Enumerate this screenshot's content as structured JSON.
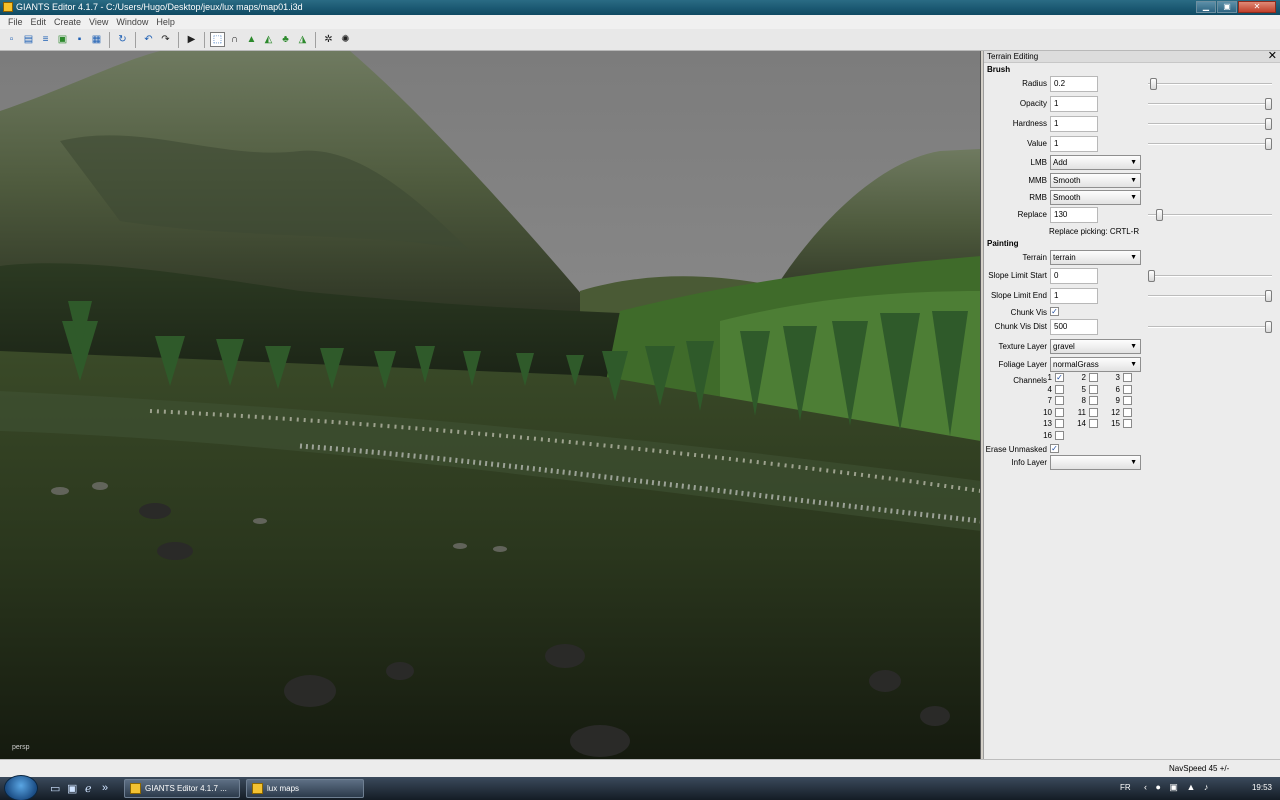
{
  "window": {
    "title": "GIANTS Editor 4.1.7 - C:/Users/Hugo/Desktop/jeux/lux maps/map01.i3d",
    "min": "▁",
    "max": "▣",
    "close": "✕"
  },
  "menu": [
    "File",
    "Edit",
    "Create",
    "View",
    "Window",
    "Help"
  ],
  "toolbar_icons": [
    "new-file-icon",
    "open-file-icon",
    "script-icon",
    "import-icon",
    "save-icon",
    "save-as-icon",
    "refresh-icon",
    "undo-icon",
    "redo-icon",
    "play-icon",
    "select-tool-icon",
    "move-tool-icon",
    "terrain-sculpt-icon",
    "terrain-paint-icon",
    "foliage-paint-icon",
    "terrain-detail-icon",
    "settings-icon",
    "settings-alt-icon"
  ],
  "viewport": {
    "camera_label": "persp"
  },
  "panel": {
    "title": "Terrain Editing",
    "close": "✕",
    "brush_heading": "Brush",
    "radius": {
      "label": "Radius",
      "value": "0.2",
      "level": 0.02
    },
    "opacity": {
      "label": "Opacity",
      "value": "1",
      "level": 1.0
    },
    "hardness": {
      "label": "Hardness",
      "value": "1",
      "level": 1.0
    },
    "value": {
      "label": "Value",
      "value": "1",
      "level": 1.0
    },
    "lmb": {
      "label": "LMB",
      "value": "Add"
    },
    "mmb": {
      "label": "MMB",
      "value": "Smooth"
    },
    "rmb": {
      "label": "RMB",
      "value": "Smooth"
    },
    "replace": {
      "label": "Replace",
      "value": "130",
      "level": 0.07
    },
    "replace_hint": "Replace picking: CRTL-R",
    "painting_heading": "Painting",
    "terrain": {
      "label": "Terrain",
      "value": "terrain"
    },
    "slope_start": {
      "label": "Slope Limit Start",
      "value": "0",
      "level": 0.0
    },
    "slope_end": {
      "label": "Slope Limit End",
      "value": "1",
      "level": 1.0
    },
    "chunk_vis": {
      "label": "Chunk Vis",
      "checked": true
    },
    "chunk_vis_dist": {
      "label": "Chunk Vis Dist",
      "value": "500",
      "level": 1.0
    },
    "texture_layer": {
      "label": "Texture Layer",
      "value": "gravel"
    },
    "foliage_layer": {
      "label": "Foliage Layer",
      "value": "normalGrass"
    },
    "channels": {
      "label": "Channels",
      "items": [
        {
          "n": "1",
          "checked": true
        },
        {
          "n": "2",
          "checked": false
        },
        {
          "n": "3",
          "checked": false
        },
        {
          "n": "4",
          "checked": false
        },
        {
          "n": "5",
          "checked": false
        },
        {
          "n": "6",
          "checked": false
        },
        {
          "n": "7",
          "checked": false
        },
        {
          "n": "8",
          "checked": false
        },
        {
          "n": "9",
          "checked": false
        },
        {
          "n": "10",
          "checked": false
        },
        {
          "n": "11",
          "checked": false
        },
        {
          "n": "12",
          "checked": false
        },
        {
          "n": "13",
          "checked": false
        },
        {
          "n": "14",
          "checked": false
        },
        {
          "n": "15",
          "checked": false
        },
        {
          "n": "16",
          "checked": false
        }
      ]
    },
    "erase_unmasked": {
      "label": "Erase Unmasked",
      "checked": true
    },
    "info_layer": {
      "label": "Info Layer",
      "value": ""
    }
  },
  "status": {
    "nav_speed": "NavSpeed 45 +/-"
  },
  "taskbar": {
    "tasks": [
      {
        "label": "GIANTS Editor 4.1.7 ..."
      },
      {
        "label": "lux maps"
      }
    ],
    "language": "FR",
    "clock": "19:53"
  }
}
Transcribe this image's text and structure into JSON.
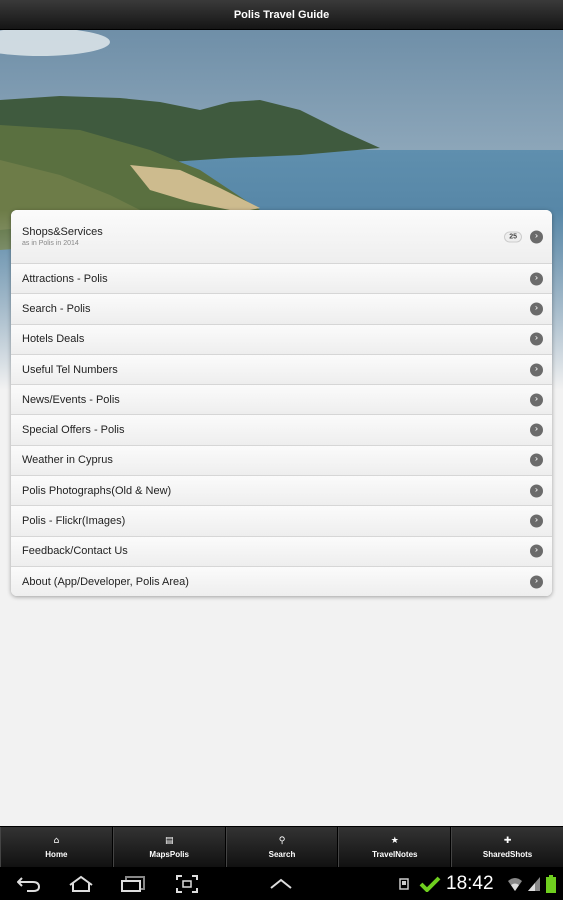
{
  "app": {
    "title": "Polis Travel Guide"
  },
  "menu": {
    "header": {
      "label": "Shops&Services",
      "subtitle": "as in Polis in 2014",
      "count": "25"
    },
    "items": [
      {
        "label": "Attractions - Polis"
      },
      {
        "label": "Search - Polis"
      },
      {
        "label": "Hotels Deals"
      },
      {
        "label": "Useful Tel Numbers"
      },
      {
        "label": "News/Events - Polis"
      },
      {
        "label": "Special Offers - Polis"
      },
      {
        "label": "Weather in Cyprus"
      },
      {
        "label": "Polis Photographs(Old & New)"
      },
      {
        "label": "Polis - Flickr(Images)"
      },
      {
        "label": "Feedback/Contact Us"
      },
      {
        "label": "About (App/Developer, Polis Area)"
      }
    ]
  },
  "tabs": [
    {
      "label": "Home",
      "icon": "home-icon"
    },
    {
      "label": "MapsPolis",
      "icon": "map-icon"
    },
    {
      "label": "Search",
      "icon": "search-icon"
    },
    {
      "label": "TravelNotes",
      "icon": "star-icon"
    },
    {
      "label": "SharedShots",
      "icon": "plus-icon"
    }
  ],
  "status": {
    "time": "18:42"
  },
  "colors": {
    "bar_dark": "#151515",
    "accent_green": "#6fcf1f",
    "arrow_gray": "#6b6b6b"
  }
}
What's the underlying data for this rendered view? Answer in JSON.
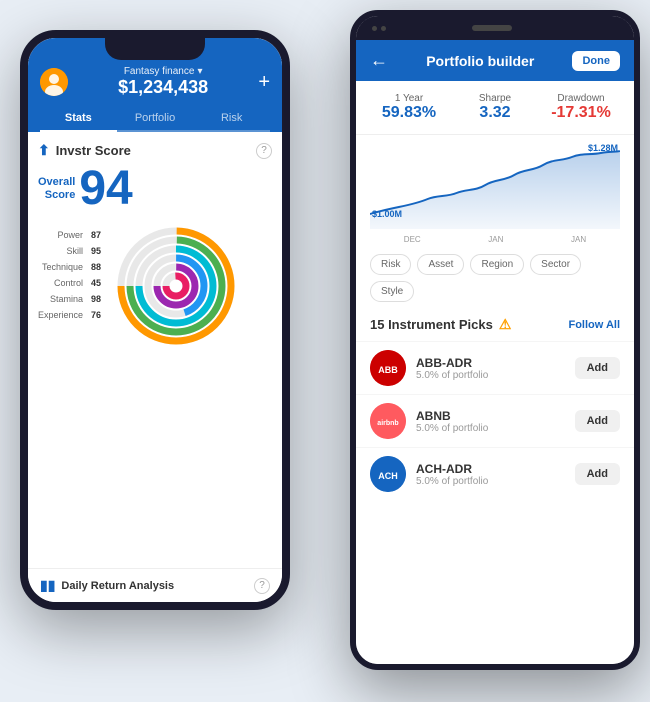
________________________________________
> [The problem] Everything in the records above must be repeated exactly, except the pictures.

> [Task output]
Enumerate this screenshot's content as structured JSON.
{
  "window": {
    "title": "GIANTS Editor 4.1.7 - C:/Users/Hugo/Desktop/jeux/lux maps/map01.i3d",
    "min": "▁",
    "max": "▣",
    "close": "✕"
  },
  "menu": [
    "File",
    "Edit",
    "Create",
    "View",
    "Window",
    "Help"
  ],
  "toolbar_icons": [
    "new-file-icon",
    "open-file-icon",
    "script-icon",
    "import-icon",
    "save-icon",
    "save-as-icon",
    "refresh-icon",
    "undo-icon",
    "redo-icon",
    "play-icon",
    "select-tool-icon",
    "move-tool-icon",
    "terrain-sculpt-icon",
    "terrain-paint-icon",
    "foliage-paint-icon",
    "terrain-detail-icon",
    "settings-icon",
    "settings-alt-icon"
  ],
  "viewport": {
    "camera_label": "persp"
  },
  "panel": {
    "title": "Terrain Editing",
    "close": "✕",
    "brush_heading": "Brush",
    "radius": {
      "label": "Radius",
      "value": "0.2",
      "level": 0.02
    },
    "opacity": {
      "label": "Opacity",
      "value": "1",
      "level": 1.0
    },
    "hardness": {
      "label": "Hardness",
      "value": "1",
      "level": 1.0
    },
    "value": {
      "label": "Value",
      "value": "1",
      "level": 1.0
    },
    "lmb": {
      "label": "LMB",
      "value": "Add"
    },
    "mmb": {
      "label": "MMB",
      "value": "Smooth"
    },
    "rmb": {
      "label": "RMB",
      "value": "Smooth"
    },
    "replace": {
      "label": "Replace",
      "value": "130",
      "level": 0.07
    },
    "replace_hint": "Replace picking: CRTL-R",
    "painting_heading": "Painting",
    "terrain": {
      "label": "Terrain",
      "value": "terrain"
    },
    "slope_start": {
      "label": "Slope Limit Start",
      "value": "0",
      "level": 0.0
    },
    "slope_end": {
      "label": "Slope Limit End",
      "value": "1",
      "level": 1.0
    },
    "chunk_vis": {
      "label": "Chunk Vis",
      "checked": true
    },
    "chunk_vis_dist": {
      "label": "Chunk Vis Dist",
      "value": "500",
      "level": 1.0
    },
    "texture_layer": {
      "label": "Texture Layer",
      "value": "gravel"
    },
    "foliage_layer": {
      "label": "Foliage Layer",
      "value": "normalGrass"
    },
    "channels": {
      "label": "Channels",
      "items": [
        {
          "n": "1",
          "checked": true
        },
        {
          "n": "2",
          "checked": false
        },
        {
          "n": "3",
          "checked": false
        },
        {
          "n": "4",
          "checked": false
        },
        {
          "n": "5",
          "checked": false
        },
        {
          "n": "6",
          "checked": false
        },
        {
          "n": "7",
          "checked": false
        },
        {
          "n": "8",
          "checked": false
        },
        {
          "n": "9",
          "checked": false
        },
        {
          "n": "10",
          "checked": false
        },
        {
          "n": "11",
          "checked": false
        },
        {
          "n": "12",
          "checked": false
        },
        {
          "n": "13",
          "checked": false
        },
        {
          "n": "14",
          "checked": false
        },
        {
          "n": "15",
          "checked": false
        },
        {
          "n": "16",
          "checked": false
        }
      ]
    },
    "erase_unmasked": {
      "label": "Erase Unmasked",
      "checked": true
    },
    "info_layer": {
      "label": "Info Layer",
      "value": ""
    }
  },
  "status": {
    "nav_speed": "NavSpeed 45 +/-"
  },
  "taskbar": {
    "tasks": [
      {
        "label": "GIANTS Editor 4.1.7 ..."
      },
      {
        "label": "lux maps"
      }
    ],
    "language": "FR",
    "clock": "19:53"
  }
}
Transcribe this image's text and structure into JSON.
{
  "app": {
    "title": "Polis Travel Guide"
  },
  "menu": {
    "header": {
      "label": "Shops&Services",
      "subtitle": "as in Polis in 2014",
      "count": "25"
    },
    "items": [
      {
        "label": "Attractions - Polis"
      },
      {
        "label": "Search - Polis"
      },
      {
        "label": "Hotels Deals"
      },
      {
        "label": "Useful Tel Numbers"
      },
      {
        "label": "News/Events - Polis"
      },
      {
        "label": "Special Offers - Polis"
      },
      {
        "label": "Weather in Cyprus"
      },
      {
        "label": "Polis Photographs(Old & New)"
      },
      {
        "label": "Polis - Flickr(Images)"
      },
      {
        "label": "Feedback/Contact Us"
      },
      {
        "label": "About (App/Developer, Polis Area)"
      }
    ]
  },
  "tabs": [
    {
      "label": "Home",
      "icon": "home-icon"
    },
    {
      "label": "MapsPolis",
      "icon": "map-icon"
    },
    {
      "label": "Search",
      "icon": "search-icon"
    },
    {
      "label": "TravelNotes",
      "icon": "star-icon"
    },
    {
      "label": "SharedShots",
      "icon": "plus-icon"
    }
  ],
  "status": {
    "time": "18:42"
  },
  "colors": {
    "bar_dark": "#151515",
    "accent_green": "#6fcf1f",
    "arrow_gray": "#6b6b6b"
  }
}
What's the underlying data for this rendered view? Answer in JSON.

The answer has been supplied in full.